Would you please repeat the data that follows, exactly as it reads?

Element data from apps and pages
+ + + + +
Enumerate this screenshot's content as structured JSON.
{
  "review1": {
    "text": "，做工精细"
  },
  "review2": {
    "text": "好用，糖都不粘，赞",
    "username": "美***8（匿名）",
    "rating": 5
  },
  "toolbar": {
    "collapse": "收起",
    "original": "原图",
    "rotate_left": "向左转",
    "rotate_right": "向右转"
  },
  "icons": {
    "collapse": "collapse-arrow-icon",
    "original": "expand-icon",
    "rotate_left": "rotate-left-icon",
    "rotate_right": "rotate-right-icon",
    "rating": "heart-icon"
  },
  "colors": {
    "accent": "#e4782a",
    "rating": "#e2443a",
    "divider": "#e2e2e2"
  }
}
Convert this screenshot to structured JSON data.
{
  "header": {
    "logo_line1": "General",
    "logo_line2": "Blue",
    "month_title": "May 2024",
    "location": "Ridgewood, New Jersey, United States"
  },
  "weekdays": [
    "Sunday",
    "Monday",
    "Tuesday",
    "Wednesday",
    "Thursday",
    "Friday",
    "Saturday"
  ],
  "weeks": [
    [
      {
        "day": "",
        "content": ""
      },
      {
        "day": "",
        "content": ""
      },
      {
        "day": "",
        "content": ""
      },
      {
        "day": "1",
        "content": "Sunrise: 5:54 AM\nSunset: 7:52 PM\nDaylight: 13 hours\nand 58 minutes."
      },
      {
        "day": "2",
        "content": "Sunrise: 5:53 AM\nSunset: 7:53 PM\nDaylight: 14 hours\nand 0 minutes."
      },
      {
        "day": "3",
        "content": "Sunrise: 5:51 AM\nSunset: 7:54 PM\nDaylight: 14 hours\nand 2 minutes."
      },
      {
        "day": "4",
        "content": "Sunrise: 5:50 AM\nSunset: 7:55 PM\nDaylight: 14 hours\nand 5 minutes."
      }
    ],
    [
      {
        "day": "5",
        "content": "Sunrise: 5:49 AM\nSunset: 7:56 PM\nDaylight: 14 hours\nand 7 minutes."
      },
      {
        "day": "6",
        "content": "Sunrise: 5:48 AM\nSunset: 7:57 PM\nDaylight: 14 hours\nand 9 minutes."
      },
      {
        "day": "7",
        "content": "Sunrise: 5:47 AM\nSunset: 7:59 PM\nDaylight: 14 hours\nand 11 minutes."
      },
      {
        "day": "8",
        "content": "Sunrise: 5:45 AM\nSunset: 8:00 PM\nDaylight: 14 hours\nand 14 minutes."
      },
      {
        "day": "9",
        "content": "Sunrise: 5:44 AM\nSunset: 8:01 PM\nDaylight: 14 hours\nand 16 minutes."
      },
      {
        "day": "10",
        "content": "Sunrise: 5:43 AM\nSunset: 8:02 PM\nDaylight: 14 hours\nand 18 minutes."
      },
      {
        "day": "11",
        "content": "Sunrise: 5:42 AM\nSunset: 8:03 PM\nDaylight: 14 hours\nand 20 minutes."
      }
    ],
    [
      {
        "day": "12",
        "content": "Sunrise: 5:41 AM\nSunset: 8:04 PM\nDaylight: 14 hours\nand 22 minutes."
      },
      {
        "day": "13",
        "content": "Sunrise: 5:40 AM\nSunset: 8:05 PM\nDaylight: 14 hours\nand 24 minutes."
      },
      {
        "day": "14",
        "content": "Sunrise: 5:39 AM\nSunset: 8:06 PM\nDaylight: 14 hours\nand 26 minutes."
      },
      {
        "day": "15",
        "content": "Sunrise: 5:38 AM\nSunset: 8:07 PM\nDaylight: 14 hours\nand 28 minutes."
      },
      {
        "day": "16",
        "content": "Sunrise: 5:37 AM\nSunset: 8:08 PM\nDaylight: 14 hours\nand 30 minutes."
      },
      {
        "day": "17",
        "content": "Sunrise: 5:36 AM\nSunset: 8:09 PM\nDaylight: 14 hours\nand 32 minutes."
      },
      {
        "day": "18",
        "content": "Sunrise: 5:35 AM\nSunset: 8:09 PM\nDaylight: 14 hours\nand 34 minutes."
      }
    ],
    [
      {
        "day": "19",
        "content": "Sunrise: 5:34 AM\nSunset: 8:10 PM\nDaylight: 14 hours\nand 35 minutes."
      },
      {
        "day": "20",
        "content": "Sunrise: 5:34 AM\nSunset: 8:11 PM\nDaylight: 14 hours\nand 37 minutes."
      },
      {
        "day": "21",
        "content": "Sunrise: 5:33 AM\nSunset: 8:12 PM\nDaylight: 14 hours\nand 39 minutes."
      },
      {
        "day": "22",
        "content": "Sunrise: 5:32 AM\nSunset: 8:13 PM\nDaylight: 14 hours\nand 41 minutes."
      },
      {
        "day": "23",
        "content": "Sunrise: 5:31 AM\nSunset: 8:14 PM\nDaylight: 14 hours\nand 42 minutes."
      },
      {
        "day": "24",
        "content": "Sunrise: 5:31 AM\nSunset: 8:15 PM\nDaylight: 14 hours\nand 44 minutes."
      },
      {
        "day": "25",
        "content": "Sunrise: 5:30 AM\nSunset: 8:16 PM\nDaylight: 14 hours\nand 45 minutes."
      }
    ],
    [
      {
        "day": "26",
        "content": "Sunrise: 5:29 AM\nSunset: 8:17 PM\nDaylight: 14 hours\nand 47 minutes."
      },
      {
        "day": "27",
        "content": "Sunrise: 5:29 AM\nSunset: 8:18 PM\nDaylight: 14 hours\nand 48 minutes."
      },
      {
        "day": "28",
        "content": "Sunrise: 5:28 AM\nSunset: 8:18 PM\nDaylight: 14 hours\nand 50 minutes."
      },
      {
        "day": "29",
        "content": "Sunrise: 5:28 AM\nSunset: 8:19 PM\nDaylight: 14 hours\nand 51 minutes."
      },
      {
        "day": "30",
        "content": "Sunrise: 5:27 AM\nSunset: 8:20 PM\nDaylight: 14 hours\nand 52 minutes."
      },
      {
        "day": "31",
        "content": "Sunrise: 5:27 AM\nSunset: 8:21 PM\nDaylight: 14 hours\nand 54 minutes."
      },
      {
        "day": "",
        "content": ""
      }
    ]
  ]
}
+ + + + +
- **EXERCISE OUTPUT**:
Enumerate this screenshot's content as structured JSON.
{
  "review1": {
    "text": "，做工精细"
  },
  "review2": {
    "text": "好用，糖都不粘，赞",
    "username": "美***8（匿名）",
    "rating": 5
  },
  "toolbar": {
    "collapse": "收起",
    "original": "原图",
    "rotate_left": "向左转",
    "rotate_right": "向右转"
  },
  "icons": {
    "collapse": "collapse-arrow-icon",
    "original": "expand-icon",
    "rotate_left": "rotate-left-icon",
    "rotate_right": "rotate-right-icon",
    "rating": "heart-icon"
  },
  "colors": {
    "accent": "#e4782a",
    "rating": "#e2443a",
    "divider": "#e2e2e2"
  }
}
Convert this screenshot to structured JSON data.
{
  "header": {
    "logo_line1": "General",
    "logo_line2": "Blue",
    "month_title": "May 2024",
    "location": "Ridgewood, New Jersey, United States"
  },
  "weekdays": [
    "Sunday",
    "Monday",
    "Tuesday",
    "Wednesday",
    "Thursday",
    "Friday",
    "Saturday"
  ],
  "weeks": [
    [
      {
        "day": "",
        "content": ""
      },
      {
        "day": "",
        "content": ""
      },
      {
        "day": "",
        "content": ""
      },
      {
        "day": "1",
        "content": "Sunrise: 5:54 AM\nSunset: 7:52 PM\nDaylight: 13 hours\nand 58 minutes."
      },
      {
        "day": "2",
        "content": "Sunrise: 5:53 AM\nSunset: 7:53 PM\nDaylight: 14 hours\nand 0 minutes."
      },
      {
        "day": "3",
        "content": "Sunrise: 5:51 AM\nSunset: 7:54 PM\nDaylight: 14 hours\nand 2 minutes."
      },
      {
        "day": "4",
        "content": "Sunrise: 5:50 AM\nSunset: 7:55 PM\nDaylight: 14 hours\nand 5 minutes."
      }
    ],
    [
      {
        "day": "5",
        "content": "Sunrise: 5:49 AM\nSunset: 7:56 PM\nDaylight: 14 hours\nand 7 minutes."
      },
      {
        "day": "6",
        "content": "Sunrise: 5:48 AM\nSunset: 7:57 PM\nDaylight: 14 hours\nand 9 minutes."
      },
      {
        "day": "7",
        "content": "Sunrise: 5:47 AM\nSunset: 7:59 PM\nDaylight: 14 hours\nand 11 minutes."
      },
      {
        "day": "8",
        "content": "Sunrise: 5:45 AM\nSunset: 8:00 PM\nDaylight: 14 hours\nand 14 minutes."
      },
      {
        "day": "9",
        "content": "Sunrise: 5:44 AM\nSunset: 8:01 PM\nDaylight: 14 hours\nand 16 minutes."
      },
      {
        "day": "10",
        "content": "Sunrise: 5:43 AM\nSunset: 8:02 PM\nDaylight: 14 hours\nand 18 minutes."
      },
      {
        "day": "11",
        "content": "Sunrise: 5:42 AM\nSunset: 8:03 PM\nDaylight: 14 hours\nand 20 minutes."
      }
    ],
    [
      {
        "day": "12",
        "content": "Sunrise: 5:41 AM\nSunset: 8:04 PM\nDaylight: 14 hours\nand 22 minutes."
      },
      {
        "day": "13",
        "content": "Sunrise: 5:40 AM\nSunset: 8:05 PM\nDaylight: 14 hours\nand 24 minutes."
      },
      {
        "day": "14",
        "content": "Sunrise: 5:39 AM\nSunset: 8:06 PM\nDaylight: 14 hours\nand 26 minutes."
      },
      {
        "day": "15",
        "content": "Sunrise: 5:38 AM\nSunset: 8:07 PM\nDaylight: 14 hours\nand 28 minutes."
      },
      {
        "day": "16",
        "content": "Sunrise: 5:37 AM\nSunset: 8:08 PM\nDaylight: 14 hours\nand 30 minutes."
      },
      {
        "day": "17",
        "content": "Sunrise: 5:36 AM\nSunset: 8:09 PM\nDaylight: 14 hours\nand 32 minutes."
      },
      {
        "day": "18",
        "content": "Sunrise: 5:35 AM\nSunset: 8:09 PM\nDaylight: 14 hours\nand 34 minutes."
      }
    ],
    [
      {
        "day": "19",
        "content": "Sunrise: 5:34 AM\nSunset: 8:10 PM\nDaylight: 14 hours\nand 35 minutes."
      },
      {
        "day": "20",
        "content": "Sunrise: 5:34 AM\nSunset: 8:11 PM\nDaylight: 14 hours\nand 37 minutes."
      },
      {
        "day": "21",
        "content": "Sunrise: 5:33 AM\nSunset: 8:12 PM\nDaylight: 14 hours\nand 39 minutes."
      },
      {
        "day": "22",
        "content": "Sunrise: 5:32 AM\nSunset: 8:13 PM\nDaylight: 14 hours\nand 41 minutes."
      },
      {
        "day": "23",
        "content": "Sunrise: 5:31 AM\nSunset: 8:14 PM\nDaylight: 14 hours\nand 42 minutes."
      },
      {
        "day": "24",
        "content": "Sunrise: 5:31 AM\nSunset: 8:15 PM\nDaylight: 14 hours\nand 44 minutes."
      },
      {
        "day": "25",
        "content": "Sunrise: 5:30 AM\nSunset: 8:16 PM\nDaylight: 14 hours\nand 45 minutes."
      }
    ],
    [
      {
        "day": "26",
        "content": "Sunrise: 5:29 AM\nSunset: 8:17 PM\nDaylight: 14 hours\nand 47 minutes."
      },
      {
        "day": "27",
        "content": "Sunrise: 5:29 AM\nSunset: 8:18 PM\nDaylight: 14 hours\nand 48 minutes."
      },
      {
        "day": "28",
        "content": "Sunrise: 5:28 AM\nSunset: 8:18 PM\nDaylight: 14 hours\nand 50 minutes."
      },
      {
        "day": "29",
        "content": "Sunrise: 5:28 AM\nSunset: 8:19 PM\nDaylight: 14 hours\nand 51 minutes."
      },
      {
        "day": "30",
        "content": "Sunrise: 5:27 AM\nSunset: 8:20 PM\nDaylight: 14 hours\nand 52 minutes."
      },
      {
        "day": "31",
        "content": "Sunrise: 5:27 AM\nSunset: 8:21 PM\nDaylight: 14 hours\nand 54 minutes."
      },
      {
        "day": "",
        "content": ""
      }
    ]
  ]
}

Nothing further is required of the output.